Which lines have the string "пройдено"? Copy all of them from the entries below.

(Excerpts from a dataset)
---+---
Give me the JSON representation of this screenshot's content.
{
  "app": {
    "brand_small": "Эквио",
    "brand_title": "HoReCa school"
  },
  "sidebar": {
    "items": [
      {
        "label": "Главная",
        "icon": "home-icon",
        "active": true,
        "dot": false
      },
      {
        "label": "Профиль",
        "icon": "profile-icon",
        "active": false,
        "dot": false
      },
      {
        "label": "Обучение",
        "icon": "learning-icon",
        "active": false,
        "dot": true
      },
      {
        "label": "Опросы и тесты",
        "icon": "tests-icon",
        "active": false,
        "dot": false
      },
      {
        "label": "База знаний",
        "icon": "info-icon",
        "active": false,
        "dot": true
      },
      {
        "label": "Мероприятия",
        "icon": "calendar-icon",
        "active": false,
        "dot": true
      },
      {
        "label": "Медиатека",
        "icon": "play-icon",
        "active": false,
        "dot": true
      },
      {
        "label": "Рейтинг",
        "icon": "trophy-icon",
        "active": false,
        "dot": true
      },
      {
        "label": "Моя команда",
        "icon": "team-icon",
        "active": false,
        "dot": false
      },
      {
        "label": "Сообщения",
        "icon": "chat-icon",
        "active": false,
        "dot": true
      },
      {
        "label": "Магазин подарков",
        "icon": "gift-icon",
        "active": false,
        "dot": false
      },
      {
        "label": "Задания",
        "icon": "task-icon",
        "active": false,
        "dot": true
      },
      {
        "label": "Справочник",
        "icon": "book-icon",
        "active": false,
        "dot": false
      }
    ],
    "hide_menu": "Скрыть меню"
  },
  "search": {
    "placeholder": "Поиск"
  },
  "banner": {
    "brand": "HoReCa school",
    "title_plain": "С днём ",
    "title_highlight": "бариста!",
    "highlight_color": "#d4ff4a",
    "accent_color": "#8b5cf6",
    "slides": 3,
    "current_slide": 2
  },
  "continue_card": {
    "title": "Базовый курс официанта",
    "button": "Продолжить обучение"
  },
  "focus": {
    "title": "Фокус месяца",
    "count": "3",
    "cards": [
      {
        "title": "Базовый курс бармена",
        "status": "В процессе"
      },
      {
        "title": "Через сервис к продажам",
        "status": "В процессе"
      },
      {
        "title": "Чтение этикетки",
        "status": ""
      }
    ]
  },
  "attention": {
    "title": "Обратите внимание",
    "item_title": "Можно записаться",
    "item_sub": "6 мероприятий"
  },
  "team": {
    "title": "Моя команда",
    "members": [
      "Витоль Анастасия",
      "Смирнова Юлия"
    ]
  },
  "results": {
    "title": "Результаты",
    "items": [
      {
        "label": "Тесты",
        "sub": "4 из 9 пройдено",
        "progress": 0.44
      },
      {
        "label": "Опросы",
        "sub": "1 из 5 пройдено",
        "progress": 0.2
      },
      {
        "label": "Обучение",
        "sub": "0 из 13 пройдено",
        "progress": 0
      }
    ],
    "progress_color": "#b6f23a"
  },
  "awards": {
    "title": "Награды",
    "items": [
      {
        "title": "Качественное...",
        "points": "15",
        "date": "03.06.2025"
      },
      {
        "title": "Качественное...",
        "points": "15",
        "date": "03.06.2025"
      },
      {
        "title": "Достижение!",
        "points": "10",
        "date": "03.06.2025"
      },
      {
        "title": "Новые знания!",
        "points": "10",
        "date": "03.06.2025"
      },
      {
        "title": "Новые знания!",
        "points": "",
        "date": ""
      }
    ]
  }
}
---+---
◆ EXERCISE OUTPUT
        "sub": "4 из 9 пройдено",
        "sub": "1 из 5 пройдено",
        "sub": "0 из 13 пройдено",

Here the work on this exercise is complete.